[Dataset entries]

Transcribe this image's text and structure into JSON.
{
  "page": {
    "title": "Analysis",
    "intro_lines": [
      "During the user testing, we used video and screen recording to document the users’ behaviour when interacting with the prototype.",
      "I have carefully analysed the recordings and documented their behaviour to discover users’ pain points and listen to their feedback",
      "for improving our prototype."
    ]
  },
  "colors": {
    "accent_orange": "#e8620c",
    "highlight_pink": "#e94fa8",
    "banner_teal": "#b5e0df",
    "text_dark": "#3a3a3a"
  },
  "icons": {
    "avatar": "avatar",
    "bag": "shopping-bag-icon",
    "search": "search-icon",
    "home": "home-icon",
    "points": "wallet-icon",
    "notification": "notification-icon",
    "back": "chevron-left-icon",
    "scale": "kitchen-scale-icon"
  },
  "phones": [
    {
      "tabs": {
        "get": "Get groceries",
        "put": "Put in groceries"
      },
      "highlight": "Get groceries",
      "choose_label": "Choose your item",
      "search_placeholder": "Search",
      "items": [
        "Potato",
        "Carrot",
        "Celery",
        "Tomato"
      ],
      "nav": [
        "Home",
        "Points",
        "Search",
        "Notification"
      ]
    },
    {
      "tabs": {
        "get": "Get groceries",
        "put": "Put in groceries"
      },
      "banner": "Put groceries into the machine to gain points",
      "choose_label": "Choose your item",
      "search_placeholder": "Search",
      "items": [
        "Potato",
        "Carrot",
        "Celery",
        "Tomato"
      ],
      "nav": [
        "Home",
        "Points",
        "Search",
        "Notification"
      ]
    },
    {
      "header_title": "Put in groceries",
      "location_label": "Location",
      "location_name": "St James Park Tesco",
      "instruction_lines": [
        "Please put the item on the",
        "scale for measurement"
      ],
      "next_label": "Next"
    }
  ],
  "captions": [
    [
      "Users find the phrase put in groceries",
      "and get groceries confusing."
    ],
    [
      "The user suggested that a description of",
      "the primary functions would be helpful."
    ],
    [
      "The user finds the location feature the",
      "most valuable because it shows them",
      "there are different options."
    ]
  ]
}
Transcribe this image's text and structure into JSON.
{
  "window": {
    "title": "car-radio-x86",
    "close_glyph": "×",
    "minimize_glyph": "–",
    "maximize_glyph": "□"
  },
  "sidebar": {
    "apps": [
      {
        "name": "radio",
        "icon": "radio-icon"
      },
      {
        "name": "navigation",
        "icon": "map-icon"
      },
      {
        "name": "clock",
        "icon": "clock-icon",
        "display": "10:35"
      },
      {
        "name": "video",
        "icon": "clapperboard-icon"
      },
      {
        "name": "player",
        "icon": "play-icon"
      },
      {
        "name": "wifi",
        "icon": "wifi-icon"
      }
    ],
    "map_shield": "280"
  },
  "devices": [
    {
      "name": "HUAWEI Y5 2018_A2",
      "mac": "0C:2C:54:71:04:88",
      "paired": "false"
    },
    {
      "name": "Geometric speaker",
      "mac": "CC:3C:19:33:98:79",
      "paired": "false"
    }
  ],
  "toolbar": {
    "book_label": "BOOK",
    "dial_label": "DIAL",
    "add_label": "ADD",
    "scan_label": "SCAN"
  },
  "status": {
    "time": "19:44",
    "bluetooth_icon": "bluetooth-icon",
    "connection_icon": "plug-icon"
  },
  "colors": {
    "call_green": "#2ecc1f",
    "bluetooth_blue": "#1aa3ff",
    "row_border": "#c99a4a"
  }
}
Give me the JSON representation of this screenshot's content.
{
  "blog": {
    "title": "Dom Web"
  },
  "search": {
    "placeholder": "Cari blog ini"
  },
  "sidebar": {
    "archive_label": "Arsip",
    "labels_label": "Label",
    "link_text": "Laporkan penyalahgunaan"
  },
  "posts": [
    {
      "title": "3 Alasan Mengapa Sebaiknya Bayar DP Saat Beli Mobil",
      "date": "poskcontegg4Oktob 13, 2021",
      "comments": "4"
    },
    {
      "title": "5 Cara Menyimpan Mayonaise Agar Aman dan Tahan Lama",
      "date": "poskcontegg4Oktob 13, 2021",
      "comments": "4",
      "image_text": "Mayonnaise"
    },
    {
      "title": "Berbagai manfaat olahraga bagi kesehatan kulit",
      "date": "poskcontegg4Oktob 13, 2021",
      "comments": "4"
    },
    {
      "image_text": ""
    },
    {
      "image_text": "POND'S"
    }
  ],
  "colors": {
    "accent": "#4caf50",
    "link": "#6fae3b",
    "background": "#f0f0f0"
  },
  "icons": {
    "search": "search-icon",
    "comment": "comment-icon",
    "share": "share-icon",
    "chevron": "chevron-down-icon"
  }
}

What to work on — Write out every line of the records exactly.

Solution to this problem —
Transcribe this image's text and structure into JSON.
{
  "page": {
    "title": "Analysis",
    "intro_lines": [
      "During the user testing, we used video and screen recording to document the users’ behaviour when interacting with the prototype.",
      "I have carefully analysed the recordings and documented their behaviour to discover users’ pain points and listen to their feedback",
      "for improving our prototype."
    ]
  },
  "colors": {
    "accent_orange": "#e8620c",
    "highlight_pink": "#e94fa8",
    "banner_teal": "#b5e0df",
    "text_dark": "#3a3a3a"
  },
  "icons": {
    "avatar": "avatar",
    "bag": "shopping-bag-icon",
    "search": "search-icon",
    "home": "home-icon",
    "points": "wallet-icon",
    "notification": "notification-icon",
    "back": "chevron-left-icon",
    "scale": "kitchen-scale-icon"
  },
  "phones": [
    {
      "tabs": {
        "get": "Get groceries",
        "put": "Put in groceries"
      },
      "highlight": "Get groceries",
      "choose_label": "Choose your item",
      "search_placeholder": "Search",
      "items": [
        "Potato",
        "Carrot",
        "Celery",
        "Tomato"
      ],
      "nav": [
        "Home",
        "Points",
        "Search",
        "Notification"
      ]
    },
    {
      "tabs": {
        "get": "Get groceries",
        "put": "Put in groceries"
      },
      "banner": "Put groceries into the machine to gain points",
      "choose_label": "Choose your item",
      "search_placeholder": "Search",
      "items": [
        "Potato",
        "Carrot",
        "Celery",
        "Tomato"
      ],
      "nav": [
        "Home",
        "Points",
        "Search",
        "Notification"
      ]
    },
    {
      "header_title": "Put in groceries",
      "location_label": "Location",
      "location_name": "St James Park Tesco",
      "instruction_lines": [
        "Please put the item on the",
        "scale for measurement"
      ],
      "next_label": "Next"
    }
  ],
  "captions": [
    [
      "Users find the phrase put in groceries",
      "and get groceries confusing."
    ],
    [
      "The user suggested that a description of",
      "the primary functions would be helpful."
    ],
    [
      "The user finds the location feature the",
      "most valuable because it shows them",
      "there are different options."
    ]
  ]
}
Transcribe this image's text and structure into JSON.
{
  "window": {
    "title": "car-radio-x86",
    "close_glyph": "×",
    "minimize_glyph": "–",
    "maximize_glyph": "□"
  },
  "sidebar": {
    "apps": [
      {
        "name": "radio",
        "icon": "radio-icon"
      },
      {
        "name": "navigation",
        "icon": "map-icon"
      },
      {
        "name": "clock",
        "icon": "clock-icon",
        "display": "10:35"
      },
      {
        "name": "video",
        "icon": "clapperboard-icon"
      },
      {
        "name": "player",
        "icon": "play-icon"
      },
      {
        "name": "wifi",
        "icon": "wifi-icon"
      }
    ],
    "map_shield": "280"
  },
  "devices": [
    {
      "name": "HUAWEI Y5 2018_A2",
      "mac": "0C:2C:54:71:04:88",
      "paired": "false"
    },
    {
      "name": "Geometric speaker",
      "mac": "CC:3C:19:33:98:79",
      "paired": "false"
    }
  ],
  "toolbar": {
    "book_label": "BOOK",
    "dial_label": "DIAL",
    "add_label": "ADD",
    "scan_label": "SCAN"
  },
  "status": {
    "time": "19:44",
    "bluetooth_icon": "bluetooth-icon",
    "connection_icon": "plug-icon"
  },
  "colors": {
    "call_green": "#2ecc1f",
    "bluetooth_blue": "#1aa3ff",
    "row_border": "#c99a4a"
  }
}
Give me the JSON representation of this screenshot's content.
{
  "blog": {
    "title": "Dom Web"
  },
  "search": {
    "placeholder": "Cari blog ini"
  },
  "sidebar": {
    "archive_label": "Arsip",
    "labels_label": "Label",
    "link_text": "Laporkan penyalahgunaan"
  },
  "posts": [
    {
      "title": "3 Alasan Mengapa Sebaiknya Bayar DP Saat Beli Mobil",
      "date": "poskcontegg4Oktob 13, 2021",
      "comments": "4"
    },
    {
      "title": "5 Cara Menyimpan Mayonaise Agar Aman dan Tahan Lama",
      "date": "poskcontegg4Oktob 13, 2021",
      "comments": "4",
      "image_text": "Mayonnaise"
    },
    {
      "title": "Berbagai manfaat olahraga bagi kesehatan kulit",
      "date": "poskcontegg4Oktob 13, 2021",
      "comments": "4"
    },
    {
      "image_text": ""
    },
    {
      "image_text": "POND'S"
    }
  ],
  "colors": {
    "accent": "#4caf50",
    "link": "#6fae3b",
    "background": "#f0f0f0"
  },
  "icons": {
    "search": "search-icon",
    "comment": "comment-icon",
    "share": "share-icon",
    "chevron": "chevron-down-icon"
  }
}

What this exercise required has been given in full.